Researchers explore actions of drivers in response to glare

Scientists from Florida State University have investigated how motorists are likely to respond when experiencing sun glare

A road stretches into the distance on a sunny day

A new study published in Transportation Research Record has examined what drivers are likely to do when faced with sun glare-induced blindness. 

The researchers highlighted that temporary visual impairment caused by glare is one of the environmental issues that contributes to traffic accidents.

Around 3000 collisions each year in the US are attributed to sun glare.

The study examined crashes linked to sun glare between 2014 and 2017 in Florida – the ‘Sunshine State.’

They found that running red lights or stop signs was one of the common results of daytime blindness linked to sun glare. Another result of the condition was following the car in front too closely.

Study co-author Mohammadreza Koloushani, shared that there are emerging technologies that could help to reduce the risk when glare is affecting a motorist.

"For example, developing automated avoidance systems that use intelligent transportation technology may prevent crashes when drivers are following other vehicles too closely," he said.
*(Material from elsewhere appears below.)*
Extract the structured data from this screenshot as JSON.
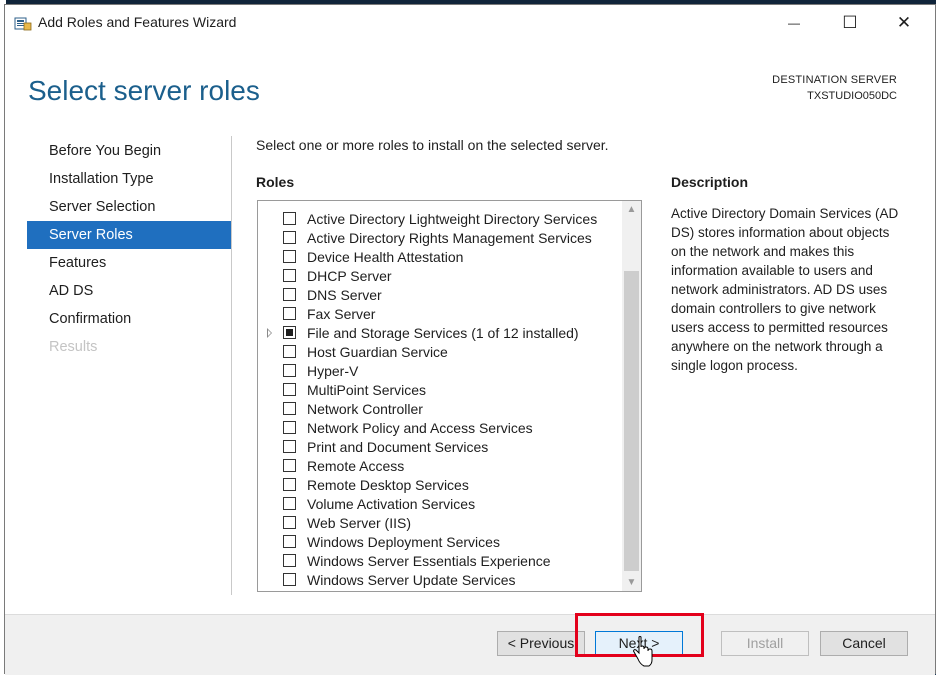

Navigation systems that incorporate real-time information about glare conditions could recommend alternative routes.